*Assigned task:*
Only lines holding "search" are wanted; copy each of them from the records below.

+++++

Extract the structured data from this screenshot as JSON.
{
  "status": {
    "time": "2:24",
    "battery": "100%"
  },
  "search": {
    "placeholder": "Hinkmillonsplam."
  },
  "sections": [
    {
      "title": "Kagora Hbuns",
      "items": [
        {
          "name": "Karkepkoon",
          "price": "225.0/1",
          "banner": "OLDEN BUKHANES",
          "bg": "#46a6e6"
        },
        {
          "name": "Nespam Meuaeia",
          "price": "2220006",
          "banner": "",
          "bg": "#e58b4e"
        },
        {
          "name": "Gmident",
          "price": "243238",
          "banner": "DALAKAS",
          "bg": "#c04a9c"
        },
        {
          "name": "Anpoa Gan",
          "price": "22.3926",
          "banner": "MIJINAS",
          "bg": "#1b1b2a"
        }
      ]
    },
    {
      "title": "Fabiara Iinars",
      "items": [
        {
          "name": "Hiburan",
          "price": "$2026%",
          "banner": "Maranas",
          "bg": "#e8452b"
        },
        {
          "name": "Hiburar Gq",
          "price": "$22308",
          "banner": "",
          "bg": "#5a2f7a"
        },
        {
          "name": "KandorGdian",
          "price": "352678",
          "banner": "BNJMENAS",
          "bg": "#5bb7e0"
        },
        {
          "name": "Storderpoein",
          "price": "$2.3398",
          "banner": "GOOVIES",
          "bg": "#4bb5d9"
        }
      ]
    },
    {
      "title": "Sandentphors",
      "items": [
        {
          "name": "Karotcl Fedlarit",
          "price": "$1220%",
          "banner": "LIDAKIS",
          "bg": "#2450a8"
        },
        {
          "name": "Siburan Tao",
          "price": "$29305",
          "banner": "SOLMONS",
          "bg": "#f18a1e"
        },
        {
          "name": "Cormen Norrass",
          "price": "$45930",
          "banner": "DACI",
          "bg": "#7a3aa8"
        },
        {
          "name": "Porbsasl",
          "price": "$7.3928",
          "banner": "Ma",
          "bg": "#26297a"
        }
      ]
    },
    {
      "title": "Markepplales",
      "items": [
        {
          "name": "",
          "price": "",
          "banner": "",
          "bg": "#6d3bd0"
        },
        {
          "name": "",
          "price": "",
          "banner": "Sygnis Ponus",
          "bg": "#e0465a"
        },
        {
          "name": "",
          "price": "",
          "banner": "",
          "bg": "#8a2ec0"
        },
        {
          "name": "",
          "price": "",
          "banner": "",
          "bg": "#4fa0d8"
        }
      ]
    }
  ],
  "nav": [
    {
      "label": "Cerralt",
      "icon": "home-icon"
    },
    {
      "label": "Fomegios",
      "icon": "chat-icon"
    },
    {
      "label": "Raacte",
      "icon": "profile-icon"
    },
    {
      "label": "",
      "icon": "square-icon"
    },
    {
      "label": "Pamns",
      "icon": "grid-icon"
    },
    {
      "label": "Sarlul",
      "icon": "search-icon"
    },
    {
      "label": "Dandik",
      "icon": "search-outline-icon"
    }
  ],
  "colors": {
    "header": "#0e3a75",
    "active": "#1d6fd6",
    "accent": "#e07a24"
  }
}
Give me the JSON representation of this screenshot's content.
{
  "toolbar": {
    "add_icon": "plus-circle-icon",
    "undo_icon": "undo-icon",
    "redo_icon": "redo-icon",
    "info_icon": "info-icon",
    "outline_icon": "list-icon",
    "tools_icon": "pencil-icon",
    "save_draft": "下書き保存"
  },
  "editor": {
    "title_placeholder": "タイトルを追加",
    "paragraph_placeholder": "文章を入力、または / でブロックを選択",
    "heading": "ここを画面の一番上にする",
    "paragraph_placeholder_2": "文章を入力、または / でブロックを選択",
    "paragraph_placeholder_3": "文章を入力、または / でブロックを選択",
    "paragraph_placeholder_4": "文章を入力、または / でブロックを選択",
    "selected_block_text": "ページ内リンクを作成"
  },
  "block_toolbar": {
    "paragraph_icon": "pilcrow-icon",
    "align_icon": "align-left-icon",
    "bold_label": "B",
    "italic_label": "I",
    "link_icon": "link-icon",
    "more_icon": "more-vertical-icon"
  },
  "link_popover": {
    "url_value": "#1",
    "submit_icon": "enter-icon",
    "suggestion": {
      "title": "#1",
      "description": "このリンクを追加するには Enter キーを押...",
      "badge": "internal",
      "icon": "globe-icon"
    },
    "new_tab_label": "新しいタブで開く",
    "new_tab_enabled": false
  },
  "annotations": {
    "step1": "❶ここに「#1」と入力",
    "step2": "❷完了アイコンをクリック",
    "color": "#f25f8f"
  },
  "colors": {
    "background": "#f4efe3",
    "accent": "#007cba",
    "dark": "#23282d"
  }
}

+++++

*Solution for this problem:*
  "search": {
      "icon": "search-icon"
      "icon": "search-outline-icon"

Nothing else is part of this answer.